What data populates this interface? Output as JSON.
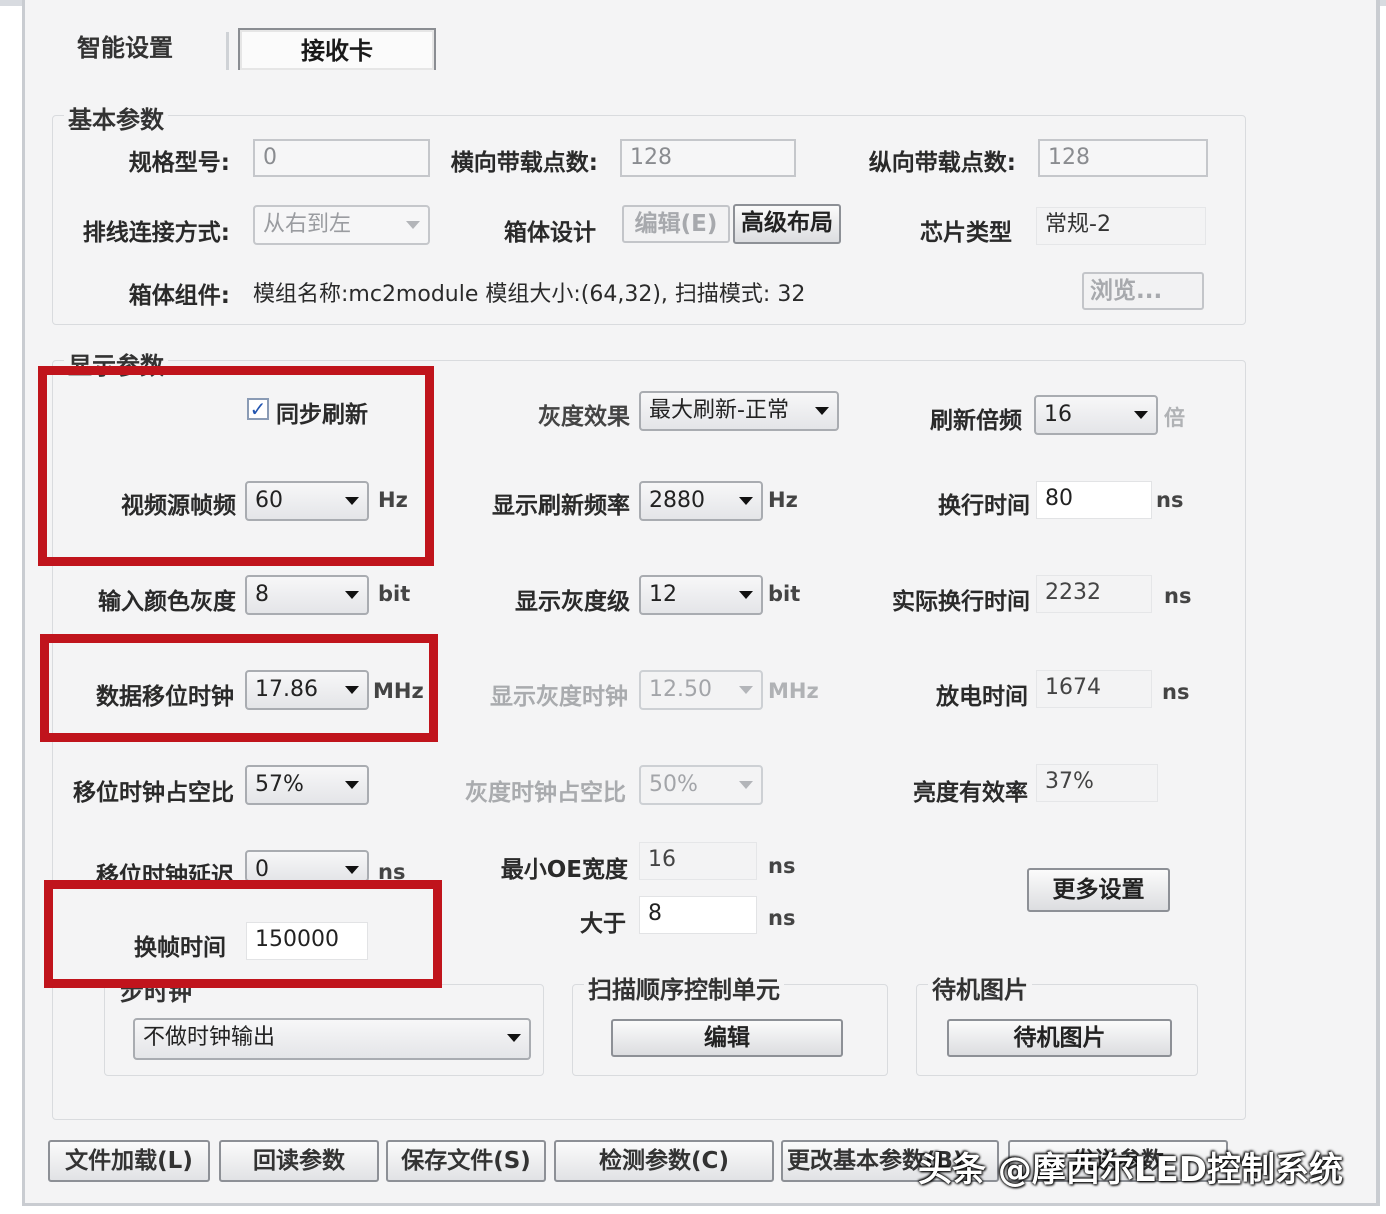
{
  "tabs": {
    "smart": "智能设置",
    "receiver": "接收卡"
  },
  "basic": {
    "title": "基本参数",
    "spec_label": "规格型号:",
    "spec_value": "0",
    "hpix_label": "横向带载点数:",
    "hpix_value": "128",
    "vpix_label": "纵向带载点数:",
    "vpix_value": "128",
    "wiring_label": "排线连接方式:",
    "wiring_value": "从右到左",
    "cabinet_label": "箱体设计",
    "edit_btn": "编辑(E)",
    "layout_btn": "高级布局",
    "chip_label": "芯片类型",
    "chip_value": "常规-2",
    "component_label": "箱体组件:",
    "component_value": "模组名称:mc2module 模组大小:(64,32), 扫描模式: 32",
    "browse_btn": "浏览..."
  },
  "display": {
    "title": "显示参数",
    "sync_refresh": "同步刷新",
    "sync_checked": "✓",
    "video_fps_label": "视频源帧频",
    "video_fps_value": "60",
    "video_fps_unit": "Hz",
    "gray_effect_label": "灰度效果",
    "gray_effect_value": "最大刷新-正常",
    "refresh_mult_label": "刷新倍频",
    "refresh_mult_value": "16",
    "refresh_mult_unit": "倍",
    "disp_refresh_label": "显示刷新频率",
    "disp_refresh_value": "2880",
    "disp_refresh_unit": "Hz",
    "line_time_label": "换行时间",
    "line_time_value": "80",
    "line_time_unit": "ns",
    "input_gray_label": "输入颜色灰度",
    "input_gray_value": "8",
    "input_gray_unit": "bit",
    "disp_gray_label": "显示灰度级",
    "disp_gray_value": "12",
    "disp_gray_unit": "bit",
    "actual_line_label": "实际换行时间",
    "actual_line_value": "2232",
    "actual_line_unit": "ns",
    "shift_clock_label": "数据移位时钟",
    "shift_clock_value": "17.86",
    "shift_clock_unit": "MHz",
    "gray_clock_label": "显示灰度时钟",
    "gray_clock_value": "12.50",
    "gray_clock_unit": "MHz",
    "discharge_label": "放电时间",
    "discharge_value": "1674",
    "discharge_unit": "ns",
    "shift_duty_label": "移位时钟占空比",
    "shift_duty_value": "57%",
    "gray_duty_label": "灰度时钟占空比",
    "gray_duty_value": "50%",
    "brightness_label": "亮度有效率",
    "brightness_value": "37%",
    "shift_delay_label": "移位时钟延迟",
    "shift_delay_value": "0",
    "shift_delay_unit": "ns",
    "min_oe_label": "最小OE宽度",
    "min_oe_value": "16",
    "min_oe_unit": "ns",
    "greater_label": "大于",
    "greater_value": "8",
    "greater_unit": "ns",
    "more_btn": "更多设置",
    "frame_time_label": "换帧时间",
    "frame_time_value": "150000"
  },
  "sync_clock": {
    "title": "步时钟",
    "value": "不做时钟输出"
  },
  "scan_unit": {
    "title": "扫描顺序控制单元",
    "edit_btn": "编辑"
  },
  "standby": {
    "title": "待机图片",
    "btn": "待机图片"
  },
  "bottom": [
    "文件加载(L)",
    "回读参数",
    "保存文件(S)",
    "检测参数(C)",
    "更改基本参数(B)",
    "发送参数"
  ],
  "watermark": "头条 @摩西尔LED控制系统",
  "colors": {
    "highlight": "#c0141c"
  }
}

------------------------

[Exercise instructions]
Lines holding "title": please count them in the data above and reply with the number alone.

[Result for this exercise]
5